Top Ten Difficult Reads
For this week’s Top Ten Tuesday, my definition of “difficult” varies – I’ve included books that were either challenging to read because of the structure of the novel or the type of language used, and books that were difficult to read because of the subject matter.
I’ve done it again, guys! I always post these too early before I’ve had a chance to actually edit it. Thank you to those of you who comment regardless! Hopefully now this post will make more sense! My lap-top is still on strike, so beautifully crafted photos will be added tomorrow. I know, I’m falling apart at the seams #bookbloggerfail.
1. Tease by Amanda Maciel – I have so many mixed emotions about this book. It was an interesting read, gritty, realistic and probably reflects real-life quite closely, it made me squirm, it made me uncomfortable, and by the end I still wasn’t sure what to think. A worthwhile read that I still think about months later! Review of Tease by Amanda Maciel.
2. The Shock of the Fall by Nathan Filer – A complicated and intricate novel about mental illness, that touches on difficult subject matters, as well as being written in a style that takes some getting used to. I have a feeling I will be saying, “interesting”, a lot during this week’s Top Ten Tuesday, because most books that tackle difficult subjects tend to be… interesting. Review of The Shock of the Fall.
3. Louder Than Words by Iris St. Clair – This book contains “trigger” topics for a lot of people – torn families, substance abuse, sexual assault etc. While at times it could be a difficult read, I think it was handled very well, and very thoughtfully by St. Clair. Review of Louder Than Words.
4. We Need To Talk About Kevin by Lionel Shriver – A deep, dark and thought-provoking book that has stayed with me for years, and a book I
push recommend to anyone who will listen! A very difficult read at times, but definitely worth it. Traumatising, but in a good way.
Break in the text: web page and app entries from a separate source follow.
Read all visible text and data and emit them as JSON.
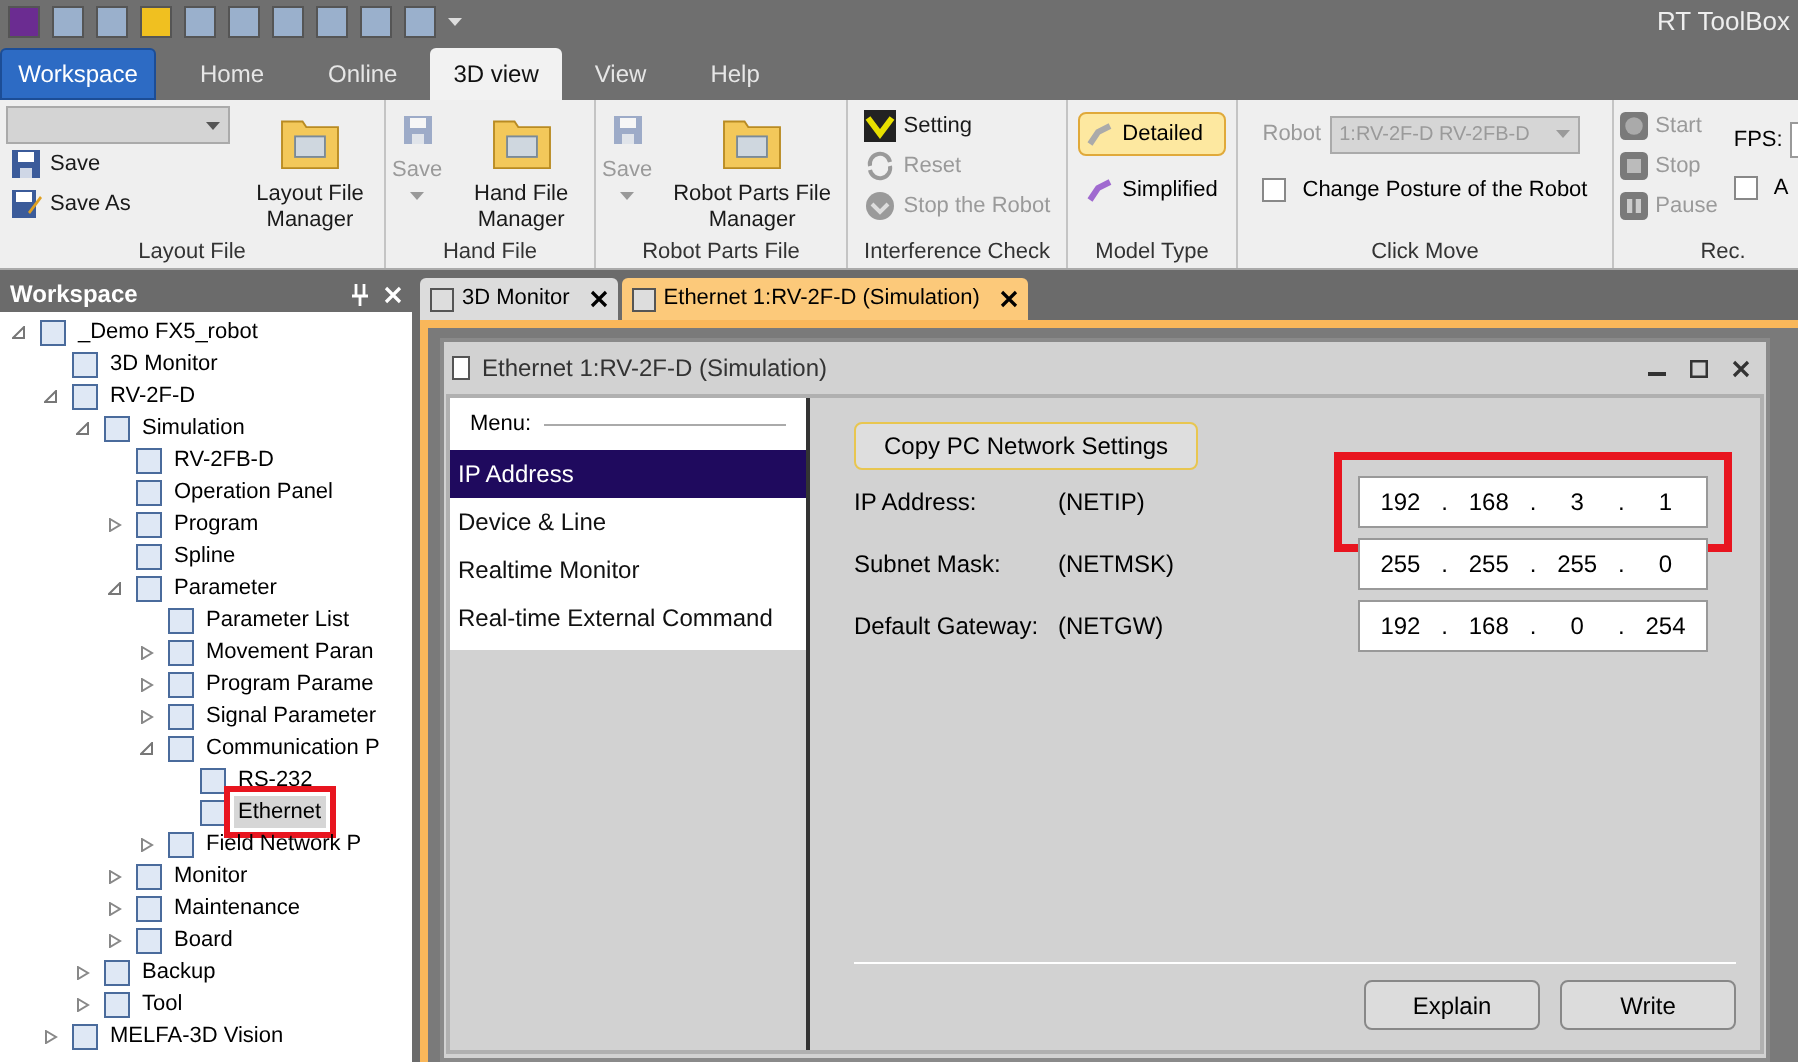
{
  "titlebar": {
    "title": "RT ToolBox"
  },
  "ribbon_tabs": [
    {
      "label": "Workspace",
      "kind": "app",
      "selected": false
    },
    {
      "label": "Home",
      "kind": "tab",
      "selected": false
    },
    {
      "label": "Online",
      "kind": "tab",
      "selected": false
    },
    {
      "label": "3D view",
      "kind": "tab",
      "selected": true
    },
    {
      "label": "View",
      "kind": "tab",
      "selected": false
    },
    {
      "label": "Help",
      "kind": "tab",
      "selected": false
    }
  ],
  "ribbon_groups": [
    {
      "label": "Layout File",
      "columns": [
        [
          {
            "kind": "combo"
          },
          {
            "kind": "small",
            "label": "Save",
            "disabled": false
          },
          {
            "kind": "small",
            "label": "Save As",
            "disabled": false
          }
        ],
        [
          {
            "kind": "large",
            "label": "Layout File Manager",
            "disabled": false
          }
        ]
      ]
    },
    {
      "label": "Hand File",
      "columns": [
        [
          {
            "kind": "large",
            "label": "Save",
            "disabled": true,
            "dropdown": true
          }
        ],
        [
          {
            "kind": "large",
            "label": "Hand File Manager",
            "disabled": false
          }
        ]
      ]
    },
    {
      "label": "Robot Parts File",
      "columns": [
        [
          {
            "kind": "large",
            "label": "Save",
            "disabled": true,
            "dropdown": true
          }
        ],
        [
          {
            "kind": "large",
            "label": "Robot Parts File Manager",
            "disabled": false
          }
        ]
      ]
    },
    {
      "label": "Interference Check",
      "columns": [
        [
          {
            "kind": "small",
            "label": "Setting",
            "disabled": false
          },
          {
            "kind": "small",
            "label": "Reset",
            "disabled": true
          },
          {
            "kind": "small",
            "label": "Stop the Robot",
            "disabled": true
          }
        ]
      ]
    },
    {
      "label": "Model Type",
      "columns": [
        [
          {
            "kind": "toggle",
            "label": "Detailed",
            "selected": true
          },
          {
            "kind": "toggle",
            "label": "Simplified",
            "selected": false
          }
        ]
      ]
    },
    {
      "label": "Click Move",
      "columns": [
        [
          {
            "kind": "labeled_combo",
            "label": "Robot",
            "value": "1:RV-2F-D RV-2FB-D",
            "disabled": true
          },
          {
            "kind": "checkbox",
            "label": "Change Posture of the Robot",
            "checked": false
          }
        ]
      ]
    },
    {
      "label": "Rec.",
      "columns": [
        [
          {
            "kind": "small",
            "label": "Start",
            "disabled": true
          },
          {
            "kind": "small",
            "label": "Stop",
            "disabled": true
          },
          {
            "kind": "small",
            "label": "Pause",
            "disabled": true
          }
        ],
        [
          {
            "kind": "fps",
            "label": "FPS:"
          },
          {
            "kind": "checkbox",
            "label": "A",
            "checked": false
          }
        ]
      ]
    }
  ],
  "workspace": {
    "title": "Workspace",
    "tree": [
      {
        "label": "_Demo FX5_robot",
        "expanded": true,
        "children": [
          {
            "label": "3D Monitor"
          },
          {
            "label": "RV-2F-D",
            "expanded": true,
            "children": [
              {
                "label": "Simulation",
                "expanded": true,
                "children": [
                  {
                    "label": "RV-2FB-D"
                  },
                  {
                    "label": "Operation Panel"
                  },
                  {
                    "label": "Program",
                    "expanded": false
                  },
                  {
                    "label": "Spline"
                  },
                  {
                    "label": "Parameter",
                    "expanded": true,
                    "children": [
                      {
                        "label": "Parameter List"
                      },
                      {
                        "label": "Movement Paran",
                        "expanded": false
                      },
                      {
                        "label": "Program Parame",
                        "expanded": false
                      },
                      {
                        "label": "Signal Parameter",
                        "expanded": false
                      },
                      {
                        "label": "Communication P",
                        "expanded": true,
                        "children": [
                          {
                            "label": "RS-232",
                            "selected": false,
                            "highlighted": false
                          },
                          {
                            "label": "Ethernet",
                            "selected": true,
                            "highlighted": true
                          }
                        ]
                      },
                      {
                        "label": "Field Network P",
                        "expanded": false
                      }
                    ]
                  },
                  {
                    "label": "Monitor",
                    "expanded": false
                  },
                  {
                    "label": "Maintenance",
                    "expanded": false
                  },
                  {
                    "label": "Board",
                    "expanded": false
                  }
                ]
              },
              {
                "label": "Backup",
                "expanded": false
              },
              {
                "label": "Tool",
                "expanded": false
              }
            ]
          },
          {
            "label": "MELFA-3D Vision",
            "expanded": false
          }
        ]
      }
    ]
  },
  "doc_tabs": [
    {
      "label": "3D Monitor",
      "selected": false
    },
    {
      "label": "Ethernet 1:RV-2F-D (Simulation)",
      "selected": true
    }
  ],
  "dialog": {
    "title": "Ethernet 1:RV-2F-D (Simulation)",
    "menu_heading": "Menu:",
    "menu": [
      {
        "label": "IP Address",
        "selected": true
      },
      {
        "label": "Device & Line",
        "selected": false
      },
      {
        "label": "Realtime Monitor",
        "selected": false
      },
      {
        "label": "Real-time External Command",
        "selected": false
      }
    ],
    "copy_button": "Copy PC Network Settings",
    "fields": [
      {
        "label": "IP Address:",
        "param": "(NETIP)",
        "parts": [
          "192",
          ".",
          "168",
          ".",
          "3",
          ".",
          "1"
        ],
        "highlighted": true
      },
      {
        "label": "Subnet Mask:",
        "param": "(NETMSK)",
        "parts": [
          "255",
          ".",
          "255",
          ".",
          "255",
          ".",
          "0"
        ],
        "highlighted": false
      },
      {
        "label": "Default Gateway:",
        "param": "(NETGW)",
        "parts": [
          "192",
          ".",
          "168",
          ".",
          "0",
          ".",
          "254"
        ],
        "highlighted": false
      }
    ],
    "buttons": [
      "Explain",
      "Write"
    ]
  }
}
I first read this years ago, so have never reviewed it on this blog, maybe I should start a Throwback Thursday feature?…
5. Romeo and Juliet by William Shakespeare – How could you make a list of difficult reads and not include the Baird? I had to study 3 William Shakespeare plays at school, so we read this as well as King Lear and A Midsummer Night’s Dream in great detail, before watching the movie adaptations. I actually found studying these in-depth to be hugely beneficial, but couldn’t imagine tackling one of these bad boys on my own for “fun”!
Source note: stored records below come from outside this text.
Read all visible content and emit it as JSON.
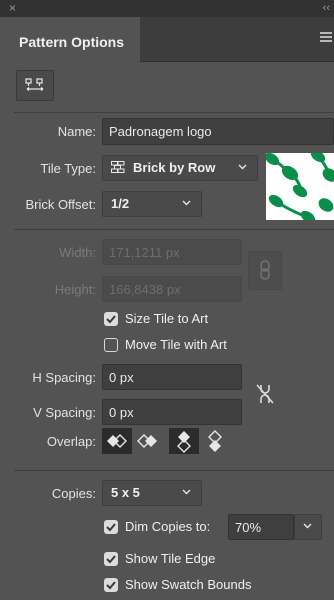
{
  "window": {
    "close_glyph": "×",
    "collapse_glyph": "‹‹"
  },
  "panel": {
    "title": "Pattern Options",
    "menu_icon": "panel-menu-icon"
  },
  "tool_icon": "pattern-tile-tool-icon",
  "name": {
    "label": "Name:",
    "value": "Padronagem logo"
  },
  "tile_type": {
    "label": "Tile Type:",
    "value": "Brick by Row",
    "icon": "brick-row-icon"
  },
  "brick_offset": {
    "label": "Brick Offset:",
    "value": "1/2"
  },
  "width": {
    "label": "Width:",
    "value": "171,1211 px"
  },
  "height": {
    "label": "Height:",
    "value": "166,8438 px"
  },
  "size_tile_to_art": {
    "label": "Size Tile to Art",
    "checked": true
  },
  "move_tile_with_art": {
    "label": "Move Tile with Art",
    "checked": false
  },
  "h_spacing": {
    "label": "H Spacing:",
    "value": "0 px"
  },
  "v_spacing": {
    "label": "V Spacing:",
    "value": "0 px"
  },
  "overlap": {
    "label": "Overlap:",
    "buttons": [
      "left-in-front-icon",
      "right-in-front-icon",
      "top-in-front-icon",
      "bottom-in-front-icon"
    ],
    "selected": [
      0,
      2
    ]
  },
  "copies": {
    "label": "Copies:",
    "value": "5 x 5"
  },
  "dim_copies": {
    "label": "Dim Copies to:",
    "checked": true,
    "value": "70%"
  },
  "show_tile_edge": {
    "label": "Show Tile Edge",
    "checked": true
  },
  "show_swatch_bounds": {
    "label": "Show Swatch Bounds",
    "checked": true
  },
  "colors": {
    "panel_bg": "#535353",
    "accent_green": "#0a8f4a"
  }
}
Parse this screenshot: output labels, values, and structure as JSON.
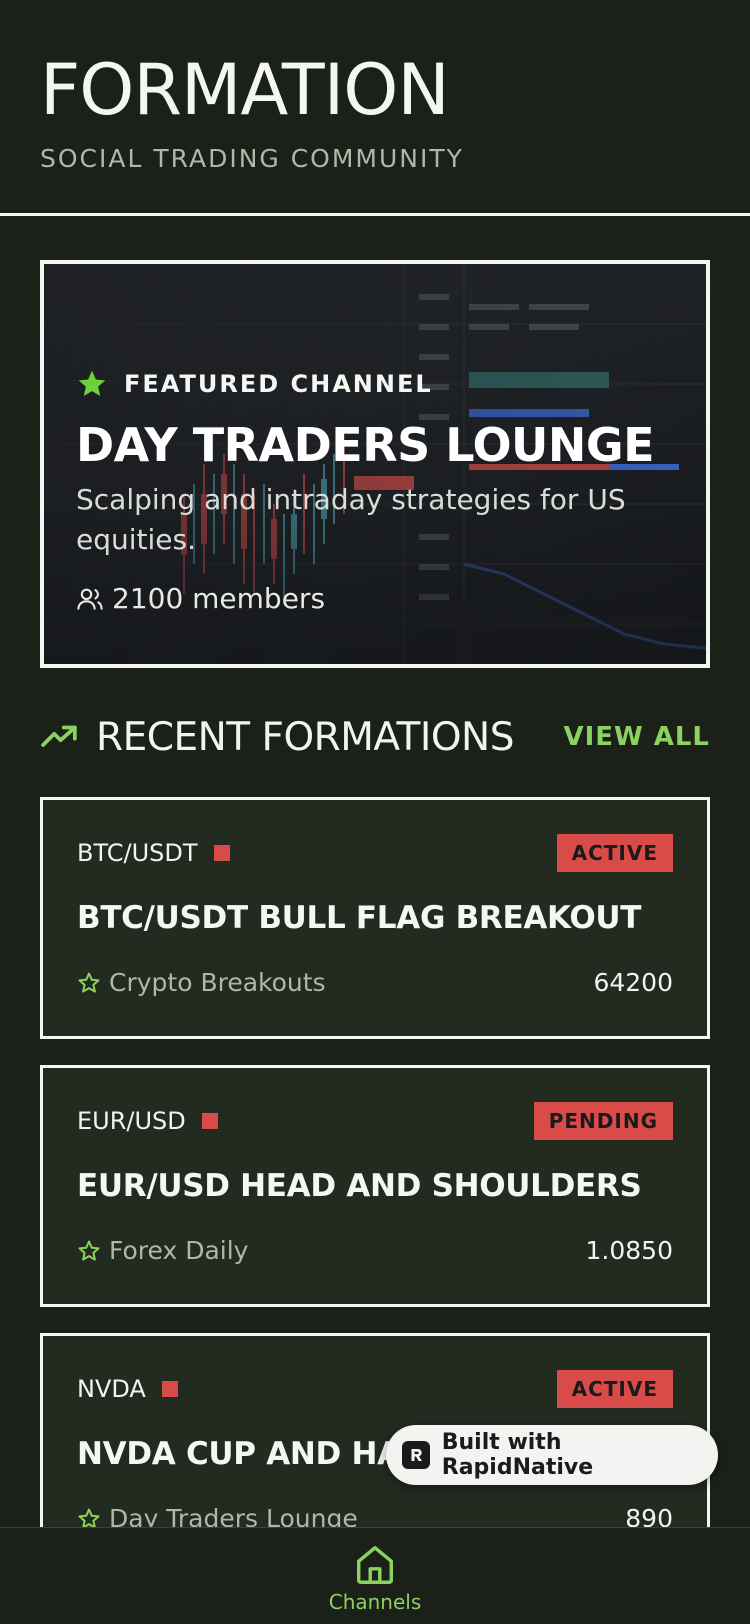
{
  "header": {
    "title": "FORMATION",
    "tagline": "SOCIAL TRADING COMMUNITY"
  },
  "featured": {
    "label": "FEATURED CHANNEL",
    "title": "DAY TRADERS LOUNGE",
    "description": "Scalping and intraday strategies for US equities.",
    "members": "2100 members"
  },
  "section": {
    "title": "RECENT FORMATIONS",
    "view_all": "VIEW ALL"
  },
  "formations": [
    {
      "pair": "BTC/USDT",
      "status": "ACTIVE",
      "title": "BTC/USDT BULL FLAG BREAKOUT",
      "channel": "Crypto Breakouts",
      "price": "64200"
    },
    {
      "pair": "EUR/USD",
      "status": "PENDING",
      "title": "EUR/USD HEAD AND SHOULDERS",
      "channel": "Forex Daily",
      "price": "1.0850"
    },
    {
      "pair": "NVDA",
      "status": "ACTIVE",
      "title": "NVDA CUP AND HANDLE",
      "channel": "Day Traders Lounge",
      "price": "890"
    }
  ],
  "built_with": "Built with RapidNative",
  "bottom_nav": {
    "items": [
      {
        "label": "Channels",
        "icon": "home-icon",
        "active": true
      }
    ]
  },
  "colors": {
    "background": "#1b2118",
    "card": "#232a20",
    "accent_green": "#8bd25f",
    "badge_red": "#d94b48",
    "border": "#f3f5f1"
  }
}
6. A Child Called It by Dave Pelzer – I read this for the first time when I was relatively young, and some of the details in this book are very shocking, so be prepared going into it. This is a true story about child abuse, one of the first that I remember seeing around, as I know these have become reasonably “popular” in recent years as more and more cases hit the press. A few years ago I researched this book a little more, and was disappointed to see some people’s reactions, questioning the validity and honesty of the story. It amazes me that people either refuse to believe, or don’t want to believe, that there are horrible people in this world who do horrible things.
7. We Were Liars by E Lockhart – This wasn’t an overly difficult book to read, but it took me a little while to get into the head-space of it, and to realise that the author was using metaphors as literal statements. By the end, I felt like I needed a second read-through (which I haven’t had yet) to fully absorb and understand the story. Review of We Were Liars.
8. Room by Emma Donoghue – This book tackles some darker themes, and is also narrated by a 5 year old. That in itself took some getting used to. A really worthwhile read that I thoroughly enjoyed, but at times was made more difficult by trying to understand a 5 year old’s perspective of the world. Review of Room.
9. Pride and Prejudice by Jane Austen – It must be a well-known fact by now that I struggle with the classics (but I keep trying)! I was supposed to read this during Austen August hosted The Book Heap, but I
kind of failed miserably. I managed to get to the half-way mark this time, which is a record to-date! I have to say reading the book after watching the BBC TV show adaptation was much more enjoyable than my previous attempts prior to seeing it. But I still didn’t manage to finish it. At least, not yet.
10. Game of Thrones by George R R Martin – I’m kind of cheating with this one, as I haven’t even attempted to read these yet. I bought the 7 book set for an absolute steal, and as everyone talks about the books and TV show, I thought, “why not”? It seemed like a good idea at the time. Except I’m petrified of high fantasy, and never justify the time it would take to read these. However, I recently read and loved Throne of Glass, which is apparently high fantasy (?), so that’s encouraged me a little…
Which books made your list today? Do you have any great “difficult read” recommendations for me? Link me up or let me know in the comments! Happy reading, Book Geeks!